Once a widget has been created, you can take advantage of Photon's convenience functions to easily set up dialogs and control the widget.
Here are some examples of common dialogs created using the following convenience functions in Photon's widget toolkit:
The PtFileSelection() function incorporates a tree widget that displays files, directories, links to files or directories, and custom entries. Besides selecting a particular file in response to an application prompt, users can also navigate an entire filesystem and choose their own file and directory.
To accommodate the wide selection of fonts available, Photon provides a handy font-selector. The dialog displays a list of all available fonts and allows the user to choose the typeface and style (bold, italic, etc.) and to indicate whether the font should be anti-aliased.
The print selector lets a user select a printer or control its properties. The user may also select a range of pages as well as the number of copies to print.
This modal dialog is useful for informing the user of some significant event and waiting for a response (e.g. clicking a button).
This dialog can display a message that may or may not require a response. This type of dialog often contains an "OK" button for the user to acknowledge the notice.
Like the alert dialog, the prompt dialog displays a message that requires the user to respond, but it also provides a field for inputting text within the dialog.
As a product geared towards developers, Photon offers all the tools needed to build high-performance, accelerated graphics drivers that can be readily tailored for particular graphics cards and chipsets.
Developers will be able to create drivers that support advanced graphics techniques (e.g. alpha-blending or chroma-key substitution) through a software-only approach, a perfect fallback for "simple" hardware that doesn't directly handle such techniques.
The Photon graphics driver development kit provides full source code for several sample drivers as well as detailed instructions for handling the hardware-dependent issues involved in developing custom drivers.

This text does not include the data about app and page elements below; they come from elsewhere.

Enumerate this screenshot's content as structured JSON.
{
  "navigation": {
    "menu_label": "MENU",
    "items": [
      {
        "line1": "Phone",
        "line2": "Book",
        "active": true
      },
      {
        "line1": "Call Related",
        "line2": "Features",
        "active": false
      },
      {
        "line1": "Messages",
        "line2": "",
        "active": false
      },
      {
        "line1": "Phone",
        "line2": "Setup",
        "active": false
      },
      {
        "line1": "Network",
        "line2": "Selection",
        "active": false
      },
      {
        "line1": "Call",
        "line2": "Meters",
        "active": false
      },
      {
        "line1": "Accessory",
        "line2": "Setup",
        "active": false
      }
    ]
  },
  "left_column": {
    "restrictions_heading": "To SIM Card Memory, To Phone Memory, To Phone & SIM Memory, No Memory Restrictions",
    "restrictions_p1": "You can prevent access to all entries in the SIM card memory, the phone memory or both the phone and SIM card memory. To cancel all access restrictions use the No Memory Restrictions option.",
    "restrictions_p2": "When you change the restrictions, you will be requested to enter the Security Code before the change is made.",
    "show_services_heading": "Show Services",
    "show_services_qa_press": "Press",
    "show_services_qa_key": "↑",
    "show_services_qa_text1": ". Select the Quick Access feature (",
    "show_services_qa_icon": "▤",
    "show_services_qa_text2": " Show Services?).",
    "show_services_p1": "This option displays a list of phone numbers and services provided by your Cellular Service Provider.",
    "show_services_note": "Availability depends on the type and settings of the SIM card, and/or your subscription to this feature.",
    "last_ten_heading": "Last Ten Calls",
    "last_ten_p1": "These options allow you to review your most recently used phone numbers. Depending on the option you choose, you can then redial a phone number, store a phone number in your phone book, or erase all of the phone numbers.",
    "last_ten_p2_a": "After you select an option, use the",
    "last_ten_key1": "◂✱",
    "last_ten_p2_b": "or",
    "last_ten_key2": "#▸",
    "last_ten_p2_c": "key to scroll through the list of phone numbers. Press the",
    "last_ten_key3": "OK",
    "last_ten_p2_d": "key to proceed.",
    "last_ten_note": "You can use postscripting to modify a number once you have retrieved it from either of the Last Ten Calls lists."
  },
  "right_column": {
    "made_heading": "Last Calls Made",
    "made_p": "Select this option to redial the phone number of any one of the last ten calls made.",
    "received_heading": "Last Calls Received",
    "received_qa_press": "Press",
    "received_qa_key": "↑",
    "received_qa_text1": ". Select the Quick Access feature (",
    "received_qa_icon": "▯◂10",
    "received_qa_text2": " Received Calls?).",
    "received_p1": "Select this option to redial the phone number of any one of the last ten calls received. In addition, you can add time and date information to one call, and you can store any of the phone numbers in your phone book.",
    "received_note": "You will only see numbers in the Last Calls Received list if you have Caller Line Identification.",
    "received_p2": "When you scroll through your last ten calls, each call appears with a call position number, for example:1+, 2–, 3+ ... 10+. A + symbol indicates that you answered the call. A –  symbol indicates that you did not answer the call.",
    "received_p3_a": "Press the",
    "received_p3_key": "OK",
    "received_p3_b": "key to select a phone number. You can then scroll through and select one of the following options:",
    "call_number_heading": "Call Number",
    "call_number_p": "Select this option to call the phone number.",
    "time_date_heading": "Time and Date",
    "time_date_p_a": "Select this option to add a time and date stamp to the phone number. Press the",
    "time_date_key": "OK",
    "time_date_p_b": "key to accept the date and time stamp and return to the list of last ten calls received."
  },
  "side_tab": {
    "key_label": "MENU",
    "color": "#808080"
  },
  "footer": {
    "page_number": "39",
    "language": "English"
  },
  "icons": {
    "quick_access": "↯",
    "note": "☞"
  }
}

Photon represents a new approach to GUI building -- using a microkernel and a team of cooperating processes, rather than the monolithic approach typified by other windowing systems. As a result, Photon exhibits a unique set of capabilities: